[Opening DATASET RECORDS section]
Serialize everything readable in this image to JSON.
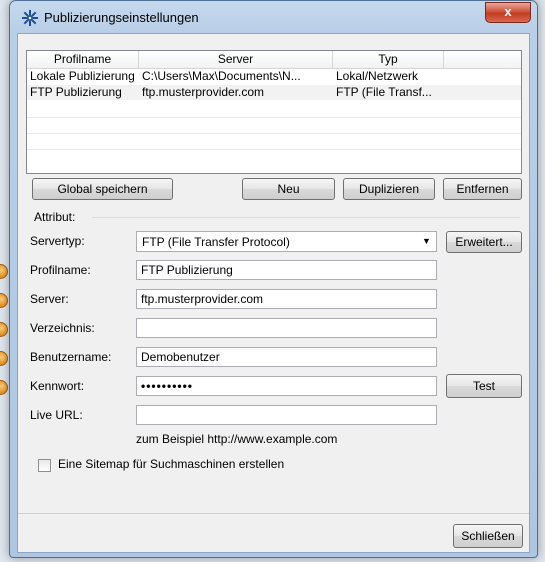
{
  "window": {
    "title": "Publizierungseinstellungen",
    "close_label": "x"
  },
  "profiles": {
    "columns": [
      "Profilname",
      "Server",
      "Typ"
    ],
    "rows": [
      [
        "Lokale Publizierung",
        "C:\\Users\\Max\\Documents\\N...",
        "Lokal/Netzwerk"
      ],
      [
        "FTP Publizierung",
        "ftp.musterprovider.com",
        "FTP (File Transf..."
      ]
    ],
    "selected_row": 1
  },
  "buttons": {
    "global_save": "Global speichern",
    "new": "Neu",
    "duplicate": "Duplizieren",
    "remove": "Entfernen",
    "advanced": "Erweitert...",
    "test": "Test",
    "close": "Schließen"
  },
  "attributes": {
    "group_label": "Attribut:",
    "servertype_label": "Servertyp:",
    "servertype_value": "FTP (File Transfer Protocol)",
    "profilename_label": "Profilname:",
    "profilename_value": "FTP Publizierung",
    "server_label": "Server:",
    "server_value": "ftp.musterprovider.com",
    "directory_label": "Verzeichnis:",
    "directory_value": "",
    "username_label": "Benutzername:",
    "username_value": "Demobenutzer",
    "password_label": "Kennwort:",
    "password_value": "••••••••••",
    "liveurl_label": "Live URL:",
    "liveurl_value": "",
    "liveurl_hint": "zum Beispiel http://www.example.com"
  },
  "sitemap": {
    "label": "Eine Sitemap für Suchmaschinen erstellen",
    "checked": false
  },
  "colors": {
    "titlebar": "#b9cfe7",
    "close": "#c23b22",
    "marker": "#e08a1a"
  }
}
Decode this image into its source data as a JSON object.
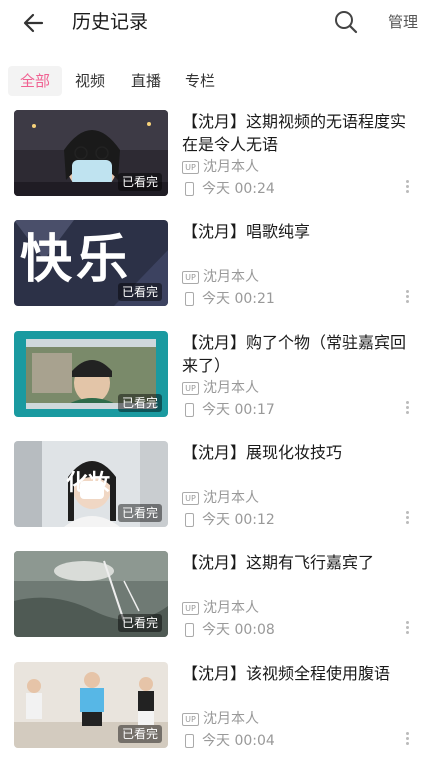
{
  "header": {
    "title": "历史记录",
    "manage_label": "管理"
  },
  "tabs": [
    {
      "label": "全部",
      "active": true
    },
    {
      "label": "视频",
      "active": false
    },
    {
      "label": "直播",
      "active": false
    },
    {
      "label": "专栏",
      "active": false
    }
  ],
  "items": [
    {
      "title": "【沈月】这期视频的无语程度实在是令人无语",
      "up": "沈月本人",
      "time": "今天 00:24",
      "badge": "已看完"
    },
    {
      "title": "【沈月】唱歌纯享",
      "up": "沈月本人",
      "time": "今天 00:21",
      "badge": "已看完",
      "thumb_text": "快乐"
    },
    {
      "title": "【沈月】购了个物（常驻嘉宾回来了）",
      "up": "沈月本人",
      "time": "今天 00:17",
      "badge": "已看完"
    },
    {
      "title": "【沈月】展现化妆技巧",
      "up": "沈月本人",
      "time": "今天 00:12",
      "badge": "已看完",
      "thumb_text": "化妆"
    },
    {
      "title": "【沈月】这期有飞行嘉宾了",
      "up": "沈月本人",
      "time": "今天 00:08",
      "badge": "已看完"
    },
    {
      "title": "【沈月】该视频全程使用腹语",
      "up": "沈月本人",
      "time": "今天 00:04",
      "badge": "已看完"
    }
  ],
  "up_badge_text": "UP",
  "colors": {
    "accent": "#f06292",
    "meta": "#999999"
  }
}
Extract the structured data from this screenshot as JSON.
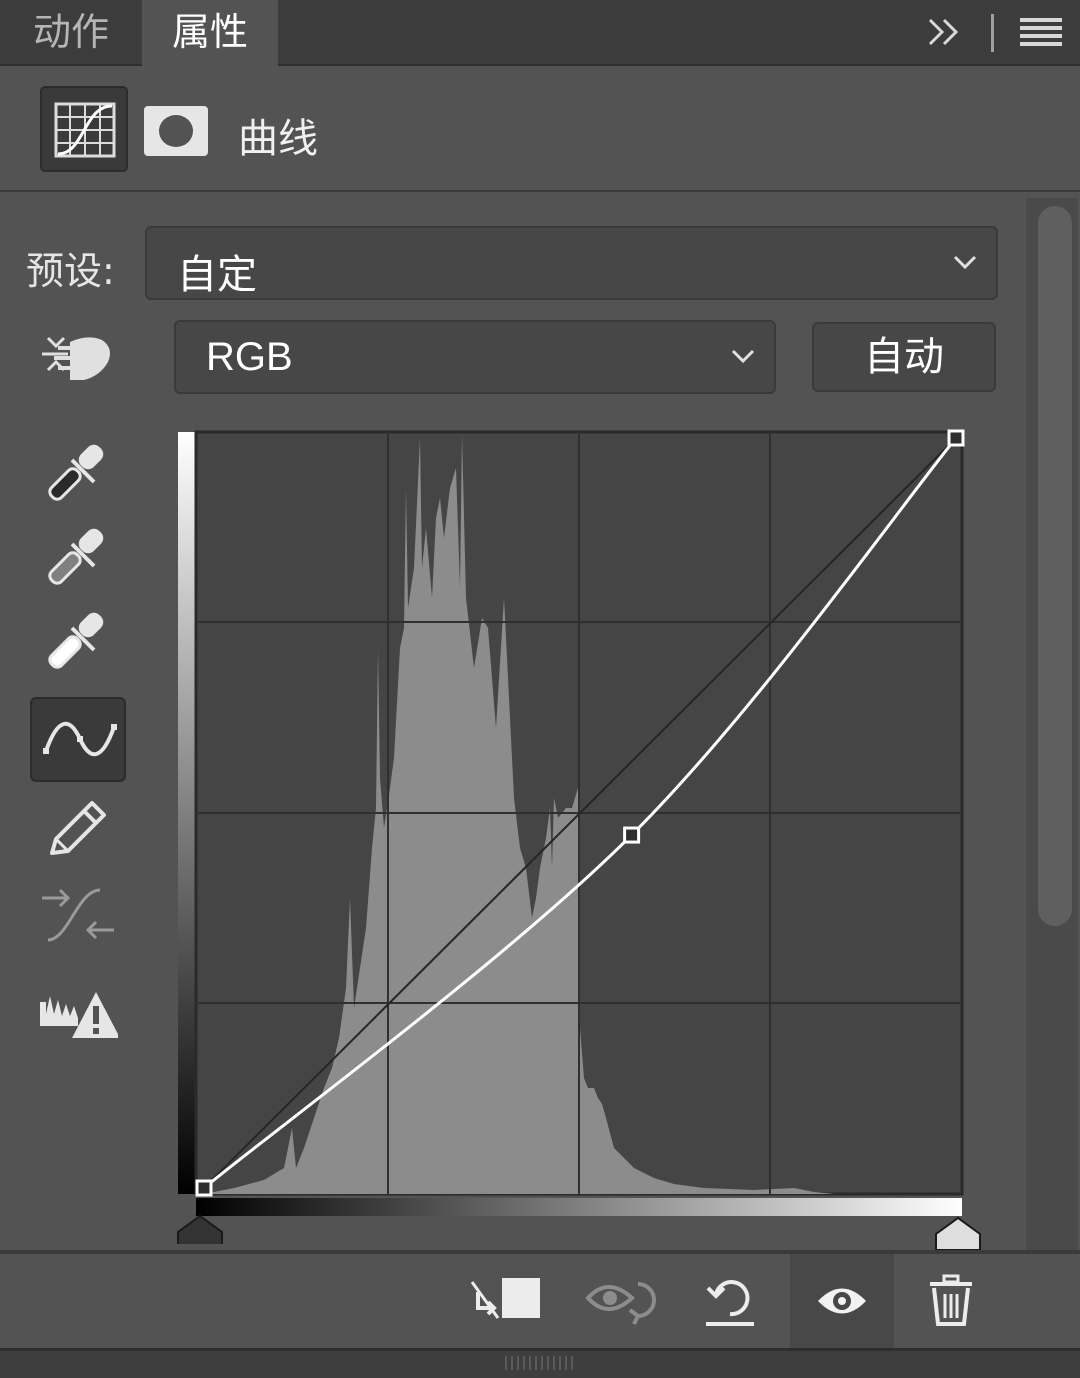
{
  "tabs": [
    {
      "label": "动作",
      "active": false
    },
    {
      "label": "属性",
      "active": true
    }
  ],
  "header": {
    "title": "曲线"
  },
  "preset": {
    "label": "预设:",
    "value": "自定"
  },
  "channel": {
    "value": "RGB"
  },
  "auto_button": {
    "label": "自动"
  },
  "tools": [
    "targeted-adjustment-icon",
    "black-eyedropper-icon",
    "gray-eyedropper-icon",
    "white-eyedropper-icon",
    "curve-edit-icon",
    "pencil-icon",
    "smooth-icon",
    "clipping-warning-icon"
  ],
  "bottom_actions": [
    "clip-to-layer-icon",
    "view-previous-icon",
    "reset-icon",
    "visibility-eye-icon",
    "trash-icon"
  ],
  "curve": {
    "points": [
      [
        0,
        0
      ],
      [
        145,
        120
      ],
      [
        255,
        255
      ]
    ],
    "selected_tool": "curve-edit"
  },
  "colors": {
    "panel_bg": "#535353",
    "graph_bg": "#454545",
    "histogram": "#8c8c8c",
    "curve": "#ffffff"
  }
}
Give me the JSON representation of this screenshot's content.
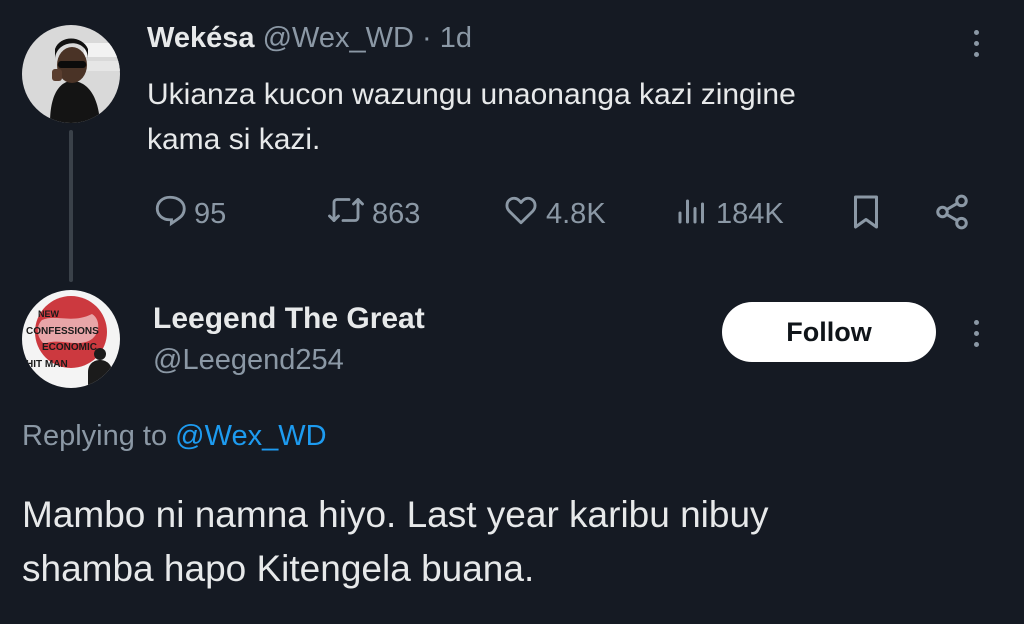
{
  "tweet": {
    "author_name": "Wekésa",
    "handle": "@Wex_WD",
    "separator": "·",
    "time": "1d",
    "text_line1": "Ukianza kucon wazungu unaonanga kazi zingine",
    "text_line2": "kama si kazi.",
    "actions": {
      "replies": "95",
      "retweets": "863",
      "likes": "4.8K",
      "views": "184K"
    }
  },
  "reply": {
    "author_name": "Leegend The Great",
    "handle": "@Leegend254",
    "follow_label": "Follow",
    "replying_prefix": "Replying to",
    "replying_handle": "@Wex_WD",
    "text_line1": "Mambo ni namna hiyo. Last year karibu nibuy",
    "text_line2": "shamba hapo Kitengela buana."
  },
  "avatar2_text": {
    "line1": "NEW",
    "line2": "CONFESSIONS",
    "line3": "ECONOMIC",
    "line4": "HIT MAN"
  },
  "colors": {
    "background": "#151a23",
    "text": "#e7e9ea",
    "muted": "#8b98a5",
    "link": "#1d9bf0",
    "follow_bg": "#ffffff"
  },
  "icons": [
    "more-icon",
    "reply-icon",
    "retweet-icon",
    "like-icon",
    "views-icon",
    "bookmark-icon",
    "share-icon"
  ]
}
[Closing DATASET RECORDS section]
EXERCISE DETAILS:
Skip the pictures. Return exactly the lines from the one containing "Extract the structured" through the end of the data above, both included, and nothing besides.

ANSWER SPACE:
Extract the structured data from this screenshot as JSON.
{
  "tabs": [
    {
      "label": "动作",
      "active": false
    },
    {
      "label": "属性",
      "active": true
    }
  ],
  "header": {
    "title": "曲线"
  },
  "preset": {
    "label": "预设:",
    "value": "自定"
  },
  "channel": {
    "value": "RGB"
  },
  "auto_button": {
    "label": "自动"
  },
  "tools": [
    "targeted-adjustment-icon",
    "black-eyedropper-icon",
    "gray-eyedropper-icon",
    "white-eyedropper-icon",
    "curve-edit-icon",
    "pencil-icon",
    "smooth-icon",
    "clipping-warning-icon"
  ],
  "bottom_actions": [
    "clip-to-layer-icon",
    "view-previous-icon",
    "reset-icon",
    "visibility-eye-icon",
    "trash-icon"
  ],
  "curve": {
    "points": [
      [
        0,
        0
      ],
      [
        145,
        120
      ],
      [
        255,
        255
      ]
    ],
    "selected_tool": "curve-edit"
  },
  "colors": {
    "panel_bg": "#535353",
    "graph_bg": "#454545",
    "histogram": "#8c8c8c",
    "curve": "#ffffff"
  }
}
Give me the JSON representation of this screenshot's content.
{
  "tweet": {
    "author_name": "Wekésa",
    "handle": "@Wex_WD",
    "separator": "·",
    "time": "1d",
    "text_line1": "Ukianza kucon wazungu unaonanga kazi zingine",
    "text_line2": "kama si kazi.",
    "actions": {
      "replies": "95",
      "retweets": "863",
      "likes": "4.8K",
      "views": "184K"
    }
  },
  "reply": {
    "author_name": "Leegend The Great",
    "handle": "@Leegend254",
    "follow_label": "Follow",
    "replying_prefix": "Replying to",
    "replying_handle": "@Wex_WD",
    "text_line1": "Mambo ni namna hiyo. Last year karibu nibuy",
    "text_line2": "shamba hapo Kitengela buana."
  },
  "avatar2_text": {
    "line1": "NEW",
    "line2": "CONFESSIONS",
    "line3": "ECONOMIC",
    "line4": "HIT MAN"
  },
  "colors": {
    "background": "#151a23",
    "text": "#e7e9ea",
    "muted": "#8b98a5",
    "link": "#1d9bf0",
    "follow_bg": "#ffffff"
  },
  "icons": [
    "more-icon",
    "reply-icon",
    "retweet-icon",
    "like-icon",
    "views-icon",
    "bookmark-icon",
    "share-icon"
  ]
}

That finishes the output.